__Prompt__. Search the data for the word "生活介護みずき" and copy out every line that has it.

__Input material__.
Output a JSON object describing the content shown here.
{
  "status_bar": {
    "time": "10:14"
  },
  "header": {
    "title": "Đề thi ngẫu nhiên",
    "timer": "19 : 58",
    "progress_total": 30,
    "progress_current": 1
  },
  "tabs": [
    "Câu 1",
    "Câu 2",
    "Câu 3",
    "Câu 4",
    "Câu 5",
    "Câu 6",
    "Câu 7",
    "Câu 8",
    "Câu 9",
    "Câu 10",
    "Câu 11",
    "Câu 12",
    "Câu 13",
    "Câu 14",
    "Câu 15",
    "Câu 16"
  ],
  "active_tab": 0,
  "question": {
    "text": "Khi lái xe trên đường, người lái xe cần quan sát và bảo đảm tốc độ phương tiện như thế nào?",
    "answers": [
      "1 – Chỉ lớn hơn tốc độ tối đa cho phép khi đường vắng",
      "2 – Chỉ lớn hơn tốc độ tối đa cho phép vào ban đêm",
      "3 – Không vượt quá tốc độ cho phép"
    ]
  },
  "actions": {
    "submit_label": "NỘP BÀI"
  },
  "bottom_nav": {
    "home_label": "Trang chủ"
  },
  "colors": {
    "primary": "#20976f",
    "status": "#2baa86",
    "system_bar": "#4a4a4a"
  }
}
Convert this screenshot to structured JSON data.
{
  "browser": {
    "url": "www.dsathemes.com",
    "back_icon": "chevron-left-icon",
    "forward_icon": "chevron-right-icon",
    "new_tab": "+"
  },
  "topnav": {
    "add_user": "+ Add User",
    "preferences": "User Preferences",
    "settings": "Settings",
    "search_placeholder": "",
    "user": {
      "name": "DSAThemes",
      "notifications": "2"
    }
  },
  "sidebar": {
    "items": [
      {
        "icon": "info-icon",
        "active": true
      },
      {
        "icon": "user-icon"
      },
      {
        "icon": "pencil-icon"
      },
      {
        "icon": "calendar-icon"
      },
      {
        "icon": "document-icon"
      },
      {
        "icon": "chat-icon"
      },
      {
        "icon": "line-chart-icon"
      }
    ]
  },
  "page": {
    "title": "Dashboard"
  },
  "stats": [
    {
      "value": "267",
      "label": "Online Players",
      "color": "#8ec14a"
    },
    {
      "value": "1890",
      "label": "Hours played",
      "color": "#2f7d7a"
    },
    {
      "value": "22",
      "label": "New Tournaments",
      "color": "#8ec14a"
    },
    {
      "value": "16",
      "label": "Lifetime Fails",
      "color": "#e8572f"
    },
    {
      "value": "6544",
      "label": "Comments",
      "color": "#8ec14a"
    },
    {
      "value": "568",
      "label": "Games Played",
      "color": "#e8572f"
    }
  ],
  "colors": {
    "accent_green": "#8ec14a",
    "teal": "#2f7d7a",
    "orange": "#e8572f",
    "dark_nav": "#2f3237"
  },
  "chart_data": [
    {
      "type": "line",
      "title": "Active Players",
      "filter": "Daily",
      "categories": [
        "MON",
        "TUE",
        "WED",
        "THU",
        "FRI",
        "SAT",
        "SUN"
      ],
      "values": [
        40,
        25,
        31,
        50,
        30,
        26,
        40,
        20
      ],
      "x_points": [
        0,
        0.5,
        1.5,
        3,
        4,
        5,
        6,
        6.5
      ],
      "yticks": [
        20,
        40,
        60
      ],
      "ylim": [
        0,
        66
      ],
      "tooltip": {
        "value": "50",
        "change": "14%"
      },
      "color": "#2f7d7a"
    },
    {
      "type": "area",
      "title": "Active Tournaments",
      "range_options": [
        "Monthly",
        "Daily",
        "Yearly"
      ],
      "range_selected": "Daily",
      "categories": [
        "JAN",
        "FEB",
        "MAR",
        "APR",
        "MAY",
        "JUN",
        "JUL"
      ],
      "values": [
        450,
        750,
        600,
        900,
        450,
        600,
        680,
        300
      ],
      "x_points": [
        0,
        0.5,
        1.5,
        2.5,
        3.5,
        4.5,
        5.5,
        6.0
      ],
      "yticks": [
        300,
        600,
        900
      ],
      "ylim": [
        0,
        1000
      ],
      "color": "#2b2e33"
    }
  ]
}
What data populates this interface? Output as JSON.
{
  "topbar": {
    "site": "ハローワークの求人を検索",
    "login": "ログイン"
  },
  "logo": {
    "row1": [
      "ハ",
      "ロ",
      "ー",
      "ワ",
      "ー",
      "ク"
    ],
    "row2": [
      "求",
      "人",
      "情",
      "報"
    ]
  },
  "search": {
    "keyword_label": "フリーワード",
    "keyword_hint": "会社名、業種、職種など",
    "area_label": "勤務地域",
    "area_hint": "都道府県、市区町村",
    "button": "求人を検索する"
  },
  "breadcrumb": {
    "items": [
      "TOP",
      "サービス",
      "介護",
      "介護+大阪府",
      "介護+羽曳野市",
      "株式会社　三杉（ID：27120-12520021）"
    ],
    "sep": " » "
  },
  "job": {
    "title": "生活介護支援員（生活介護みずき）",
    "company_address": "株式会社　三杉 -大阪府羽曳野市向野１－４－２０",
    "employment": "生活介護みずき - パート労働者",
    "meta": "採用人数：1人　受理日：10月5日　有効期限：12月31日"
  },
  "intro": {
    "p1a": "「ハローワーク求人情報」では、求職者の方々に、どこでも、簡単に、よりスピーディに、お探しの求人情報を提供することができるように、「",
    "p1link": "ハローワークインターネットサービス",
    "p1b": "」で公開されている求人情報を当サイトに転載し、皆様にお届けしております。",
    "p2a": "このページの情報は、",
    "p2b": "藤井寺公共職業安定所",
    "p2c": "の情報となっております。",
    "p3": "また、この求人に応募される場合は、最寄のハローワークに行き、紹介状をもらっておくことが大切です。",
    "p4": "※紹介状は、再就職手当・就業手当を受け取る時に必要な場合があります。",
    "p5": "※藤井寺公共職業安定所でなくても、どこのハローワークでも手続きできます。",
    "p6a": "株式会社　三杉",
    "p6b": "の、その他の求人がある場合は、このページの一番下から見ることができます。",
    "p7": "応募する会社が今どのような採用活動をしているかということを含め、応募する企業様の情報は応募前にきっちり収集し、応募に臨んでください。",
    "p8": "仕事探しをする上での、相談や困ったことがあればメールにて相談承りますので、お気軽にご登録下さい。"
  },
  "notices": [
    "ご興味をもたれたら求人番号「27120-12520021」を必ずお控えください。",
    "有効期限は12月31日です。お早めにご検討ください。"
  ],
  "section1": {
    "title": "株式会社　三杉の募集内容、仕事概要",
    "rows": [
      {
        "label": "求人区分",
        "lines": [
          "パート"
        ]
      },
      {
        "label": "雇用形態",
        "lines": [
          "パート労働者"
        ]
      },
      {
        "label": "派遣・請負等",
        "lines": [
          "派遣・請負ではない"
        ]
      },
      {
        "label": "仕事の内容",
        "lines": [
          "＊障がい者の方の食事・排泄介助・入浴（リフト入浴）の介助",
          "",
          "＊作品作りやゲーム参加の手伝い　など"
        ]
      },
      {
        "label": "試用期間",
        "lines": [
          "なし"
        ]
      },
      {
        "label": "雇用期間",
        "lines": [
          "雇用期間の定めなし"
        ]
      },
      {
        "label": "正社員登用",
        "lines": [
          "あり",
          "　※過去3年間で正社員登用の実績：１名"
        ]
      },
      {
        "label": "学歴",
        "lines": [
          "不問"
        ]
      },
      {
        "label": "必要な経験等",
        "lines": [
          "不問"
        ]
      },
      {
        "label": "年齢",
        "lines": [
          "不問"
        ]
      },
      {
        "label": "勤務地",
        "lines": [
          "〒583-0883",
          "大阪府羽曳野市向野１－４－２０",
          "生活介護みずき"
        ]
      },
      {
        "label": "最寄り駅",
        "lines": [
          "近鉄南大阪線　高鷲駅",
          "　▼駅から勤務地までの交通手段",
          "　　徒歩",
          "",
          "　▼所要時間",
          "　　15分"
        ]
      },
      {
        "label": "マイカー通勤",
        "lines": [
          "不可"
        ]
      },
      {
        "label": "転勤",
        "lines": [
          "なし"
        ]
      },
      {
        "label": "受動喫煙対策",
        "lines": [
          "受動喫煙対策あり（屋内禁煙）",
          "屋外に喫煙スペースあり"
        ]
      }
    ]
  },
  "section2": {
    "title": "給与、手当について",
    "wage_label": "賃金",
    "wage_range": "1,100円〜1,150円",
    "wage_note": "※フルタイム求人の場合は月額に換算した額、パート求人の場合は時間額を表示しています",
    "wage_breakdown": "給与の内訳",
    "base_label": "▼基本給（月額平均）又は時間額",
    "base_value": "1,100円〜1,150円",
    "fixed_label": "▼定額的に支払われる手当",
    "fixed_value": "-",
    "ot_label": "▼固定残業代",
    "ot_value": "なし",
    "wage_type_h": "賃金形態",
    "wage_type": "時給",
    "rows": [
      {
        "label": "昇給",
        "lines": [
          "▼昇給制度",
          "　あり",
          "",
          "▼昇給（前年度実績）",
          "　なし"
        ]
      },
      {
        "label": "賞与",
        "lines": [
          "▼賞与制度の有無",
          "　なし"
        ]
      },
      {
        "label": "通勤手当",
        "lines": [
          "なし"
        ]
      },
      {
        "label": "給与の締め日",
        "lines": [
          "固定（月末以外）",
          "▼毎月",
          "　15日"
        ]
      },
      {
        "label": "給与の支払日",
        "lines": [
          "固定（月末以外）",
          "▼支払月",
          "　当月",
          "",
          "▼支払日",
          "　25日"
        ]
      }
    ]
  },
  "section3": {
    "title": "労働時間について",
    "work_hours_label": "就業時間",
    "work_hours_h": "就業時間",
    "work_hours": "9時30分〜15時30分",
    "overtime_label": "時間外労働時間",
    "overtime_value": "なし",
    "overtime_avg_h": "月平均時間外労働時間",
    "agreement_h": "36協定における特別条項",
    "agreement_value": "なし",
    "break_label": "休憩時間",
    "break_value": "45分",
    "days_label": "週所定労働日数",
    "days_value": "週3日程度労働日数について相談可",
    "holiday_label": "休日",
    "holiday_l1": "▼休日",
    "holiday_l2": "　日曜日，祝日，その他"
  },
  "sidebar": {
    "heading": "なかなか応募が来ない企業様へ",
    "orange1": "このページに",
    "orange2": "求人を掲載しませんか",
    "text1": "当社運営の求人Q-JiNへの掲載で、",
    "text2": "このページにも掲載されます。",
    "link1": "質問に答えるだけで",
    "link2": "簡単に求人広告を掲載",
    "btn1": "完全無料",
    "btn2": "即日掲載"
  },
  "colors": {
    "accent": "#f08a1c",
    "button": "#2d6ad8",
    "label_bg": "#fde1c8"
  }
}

__Response__.
    "title": "生活介護支援員（生活介護みずき）",
    "employment": "生活介護みずき - パート労働者",
          "生活介護みずき"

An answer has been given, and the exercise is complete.